TASK DIRECTIONS
Leaving the pictures aside, write out the whole listing below exactly.

□ □ □

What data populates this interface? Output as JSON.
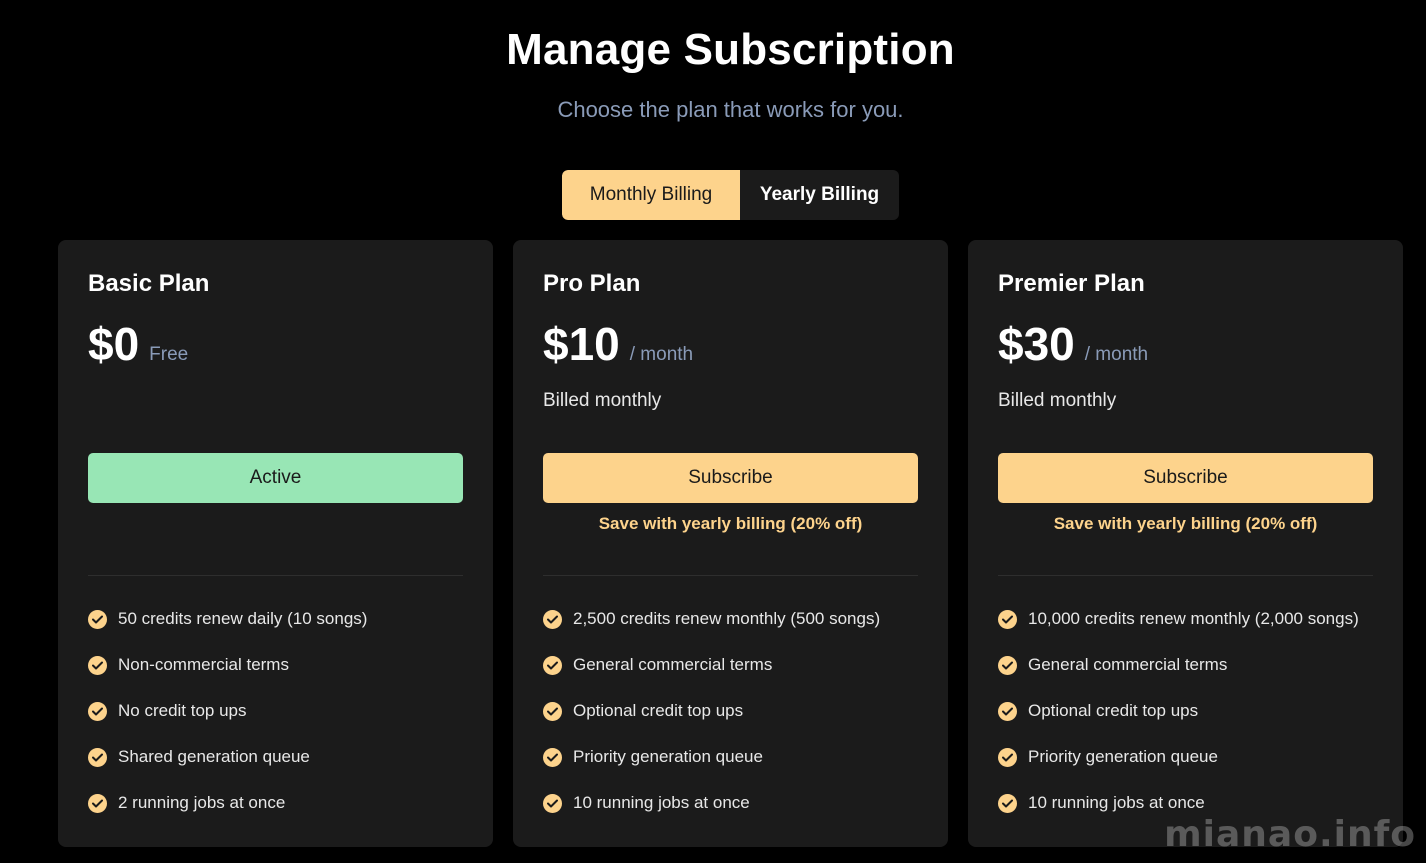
{
  "header": {
    "title": "Manage Subscription",
    "subtitle": "Choose the plan that works for you."
  },
  "billing_toggle": {
    "options": [
      {
        "label": "Monthly Billing",
        "selected": true
      },
      {
        "label": "Yearly Billing",
        "selected": false
      }
    ]
  },
  "plans": [
    {
      "name": "Basic Plan",
      "price": "$0",
      "price_suffix": "Free",
      "billed_note": "",
      "button_label": "Active",
      "save_note": "",
      "features": [
        "50 credits renew daily (10 songs)",
        "Non-commercial terms",
        "No credit top ups",
        "Shared generation queue",
        "2 running jobs at once"
      ]
    },
    {
      "name": "Pro Plan",
      "price": "$10",
      "price_suffix": "/ month",
      "billed_note": "Billed monthly",
      "button_label": "Subscribe",
      "save_note": "Save with yearly billing (20% off)",
      "features": [
        "2,500 credits renew monthly (500 songs)",
        "General commercial terms",
        "Optional credit top ups",
        "Priority generation queue",
        "10 running jobs at once"
      ]
    },
    {
      "name": "Premier Plan",
      "price": "$30",
      "price_suffix": "/ month",
      "billed_note": "Billed monthly",
      "button_label": "Subscribe",
      "save_note": "Save with yearly billing (20% off)",
      "features": [
        "10,000 credits renew monthly (2,000 songs)",
        "General commercial terms",
        "Optional credit top ups",
        "Priority generation queue",
        "10 running jobs at once"
      ]
    }
  ],
  "watermark": "mianao.info",
  "colors": {
    "accent": "#fdd38c",
    "active_green": "#98e6b5",
    "card_bg": "#1b1b1b",
    "muted_text": "#8a9bb8"
  }
}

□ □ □

ANSWER BOX
What data populates this interface? Output as JSON.
{
  "header": {
    "title": "Manage Subscription",
    "subtitle": "Choose the plan that works for you."
  },
  "billing_toggle": {
    "options": [
      {
        "label": "Monthly Billing",
        "selected": true
      },
      {
        "label": "Yearly Billing",
        "selected": false
      }
    ]
  },
  "plans": [
    {
      "name": "Basic Plan",
      "price": "$0",
      "price_suffix": "Free",
      "billed_note": "",
      "button_label": "Active",
      "save_note": "",
      "features": [
        "50 credits renew daily (10 songs)",
        "Non-commercial terms",
        "No credit top ups",
        "Shared generation queue",
        "2 running jobs at once"
      ]
    },
    {
      "name": "Pro Plan",
      "price": "$10",
      "price_suffix": "/ month",
      "billed_note": "Billed monthly",
      "button_label": "Subscribe",
      "save_note": "Save with yearly billing (20% off)",
      "features": [
        "2,500 credits renew monthly (500 songs)",
        "General commercial terms",
        "Optional credit top ups",
        "Priority generation queue",
        "10 running jobs at once"
      ]
    },
    {
      "name": "Premier Plan",
      "price": "$30",
      "price_suffix": "/ month",
      "billed_note": "Billed monthly",
      "button_label": "Subscribe",
      "save_note": "Save with yearly billing (20% off)",
      "features": [
        "10,000 credits renew monthly (2,000 songs)",
        "General commercial terms",
        "Optional credit top ups",
        "Priority generation queue",
        "10 running jobs at once"
      ]
    }
  ],
  "watermark": "mianao.info",
  "colors": {
    "accent": "#fdd38c",
    "active_green": "#98e6b5",
    "card_bg": "#1b1b1b",
    "muted_text": "#8a9bb8"
  }
}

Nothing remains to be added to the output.